— What you have to do —
Write out all the records exactly, and keep any images out.

******************************

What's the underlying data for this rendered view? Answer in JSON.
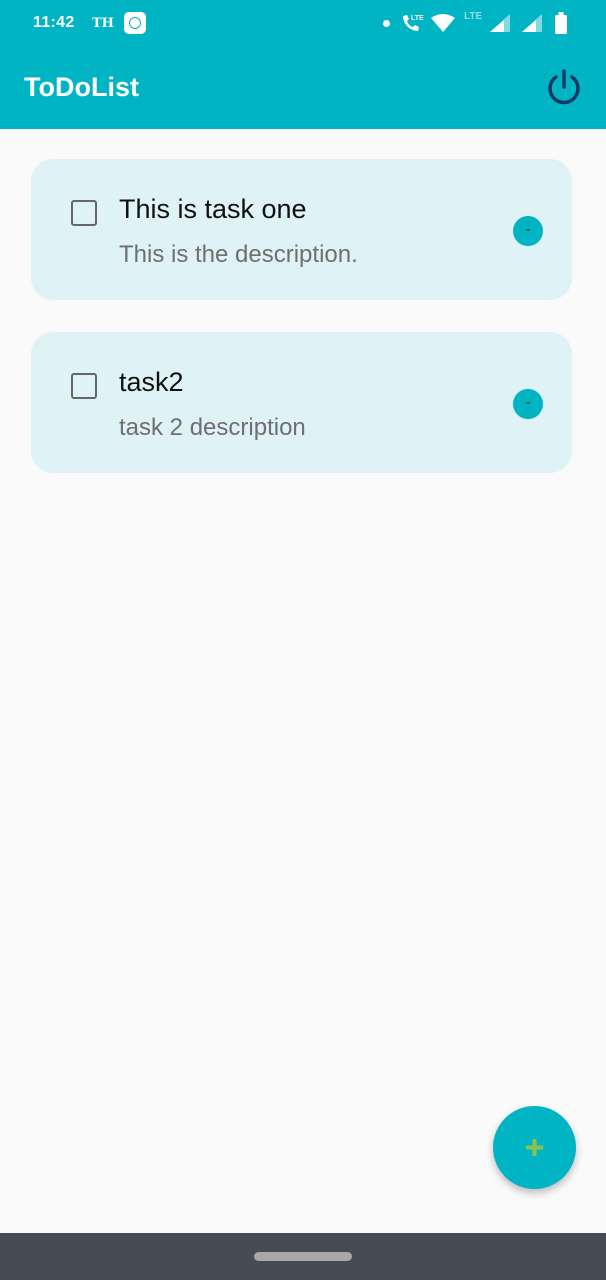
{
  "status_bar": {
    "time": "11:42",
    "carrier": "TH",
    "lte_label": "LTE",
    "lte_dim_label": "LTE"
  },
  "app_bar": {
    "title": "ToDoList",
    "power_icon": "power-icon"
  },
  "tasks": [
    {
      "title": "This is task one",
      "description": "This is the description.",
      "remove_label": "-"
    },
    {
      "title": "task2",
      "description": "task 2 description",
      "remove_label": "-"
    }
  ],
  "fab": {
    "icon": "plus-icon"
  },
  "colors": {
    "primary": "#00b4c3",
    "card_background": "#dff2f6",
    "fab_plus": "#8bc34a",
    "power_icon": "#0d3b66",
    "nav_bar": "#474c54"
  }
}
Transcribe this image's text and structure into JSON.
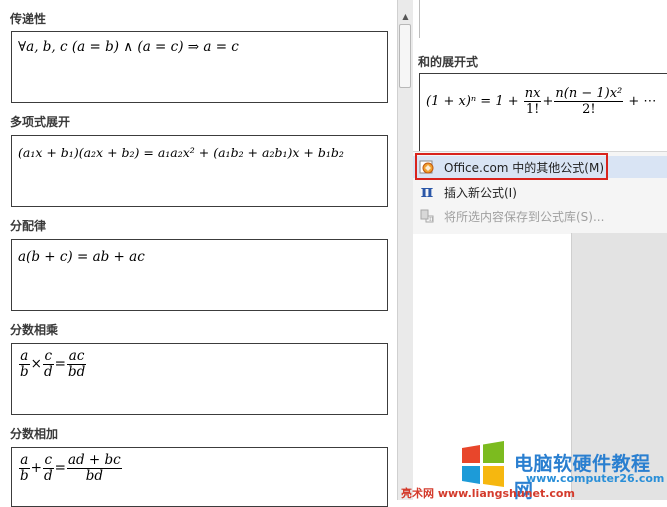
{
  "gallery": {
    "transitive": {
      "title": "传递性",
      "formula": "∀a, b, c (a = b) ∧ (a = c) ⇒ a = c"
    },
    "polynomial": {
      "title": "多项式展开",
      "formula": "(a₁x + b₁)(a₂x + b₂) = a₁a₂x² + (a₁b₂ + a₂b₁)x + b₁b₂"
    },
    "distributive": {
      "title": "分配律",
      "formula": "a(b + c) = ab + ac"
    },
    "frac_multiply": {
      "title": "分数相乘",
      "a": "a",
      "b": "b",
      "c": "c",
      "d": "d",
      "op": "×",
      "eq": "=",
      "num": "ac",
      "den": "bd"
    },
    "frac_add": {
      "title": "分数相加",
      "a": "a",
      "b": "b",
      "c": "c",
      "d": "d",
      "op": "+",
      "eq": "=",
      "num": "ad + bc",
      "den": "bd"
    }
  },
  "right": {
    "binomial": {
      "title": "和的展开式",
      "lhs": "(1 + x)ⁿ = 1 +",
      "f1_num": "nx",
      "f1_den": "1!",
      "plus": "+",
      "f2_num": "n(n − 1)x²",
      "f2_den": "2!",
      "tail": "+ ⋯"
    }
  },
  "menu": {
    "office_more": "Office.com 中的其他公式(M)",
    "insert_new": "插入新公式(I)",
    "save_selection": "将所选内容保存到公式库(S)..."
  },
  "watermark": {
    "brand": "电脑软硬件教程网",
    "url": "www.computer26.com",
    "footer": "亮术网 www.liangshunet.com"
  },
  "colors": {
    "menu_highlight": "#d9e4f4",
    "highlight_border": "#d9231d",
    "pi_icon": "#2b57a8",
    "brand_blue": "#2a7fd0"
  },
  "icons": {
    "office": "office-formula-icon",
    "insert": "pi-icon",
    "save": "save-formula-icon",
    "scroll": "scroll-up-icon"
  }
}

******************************

— Written response —
What's the underlying data for this rendered view? Answer in JSON.
{
  "status_bar": {
    "time": "11:42",
    "carrier": "TH",
    "lte_label": "LTE",
    "lte_dim_label": "LTE"
  },
  "app_bar": {
    "title": "ToDoList",
    "power_icon": "power-icon"
  },
  "tasks": [
    {
      "title": "This is task one",
      "description": "This is the description.",
      "remove_label": "-"
    },
    {
      "title": "task2",
      "description": "task 2 description",
      "remove_label": "-"
    }
  ],
  "fab": {
    "icon": "plus-icon"
  },
  "colors": {
    "primary": "#00b4c3",
    "card_background": "#dff2f6",
    "fab_plus": "#8bc34a",
    "power_icon": "#0d3b66",
    "nav_bar": "#474c54"
  }
}
Transcribe this image's text and structure into JSON.
{
  "gallery": {
    "transitive": {
      "title": "传递性",
      "formula": "∀a, b, c (a = b) ∧ (a = c) ⇒ a = c"
    },
    "polynomial": {
      "title": "多项式展开",
      "formula": "(a₁x + b₁)(a₂x + b₂) = a₁a₂x² + (a₁b₂ + a₂b₁)x + b₁b₂"
    },
    "distributive": {
      "title": "分配律",
      "formula": "a(b + c) = ab + ac"
    },
    "frac_multiply": {
      "title": "分数相乘",
      "a": "a",
      "b": "b",
      "c": "c",
      "d": "d",
      "op": "×",
      "eq": "=",
      "num": "ac",
      "den": "bd"
    },
    "frac_add": {
      "title": "分数相加",
      "a": "a",
      "b": "b",
      "c": "c",
      "d": "d",
      "op": "+",
      "eq": "=",
      "num": "ad + bc",
      "den": "bd"
    }
  },
  "right": {
    "binomial": {
      "title": "和的展开式",
      "lhs": "(1 + x)ⁿ = 1 +",
      "f1_num": "nx",
      "f1_den": "1!",
      "plus": "+",
      "f2_num": "n(n − 1)x²",
      "f2_den": "2!",
      "tail": "+ ⋯"
    }
  },
  "menu": {
    "office_more": "Office.com 中的其他公式(M)",
    "insert_new": "插入新公式(I)",
    "save_selection": "将所选内容保存到公式库(S)..."
  },
  "watermark": {
    "brand": "电脑软硬件教程网",
    "url": "www.computer26.com",
    "footer": "亮术网 www.liangshunet.com"
  },
  "colors": {
    "menu_highlight": "#d9e4f4",
    "highlight_border": "#d9231d",
    "pi_icon": "#2b57a8",
    "brand_blue": "#2a7fd0"
  },
  "icons": {
    "office": "office-formula-icon",
    "insert": "pi-icon",
    "save": "save-formula-icon",
    "scroll": "scroll-up-icon"
  }
}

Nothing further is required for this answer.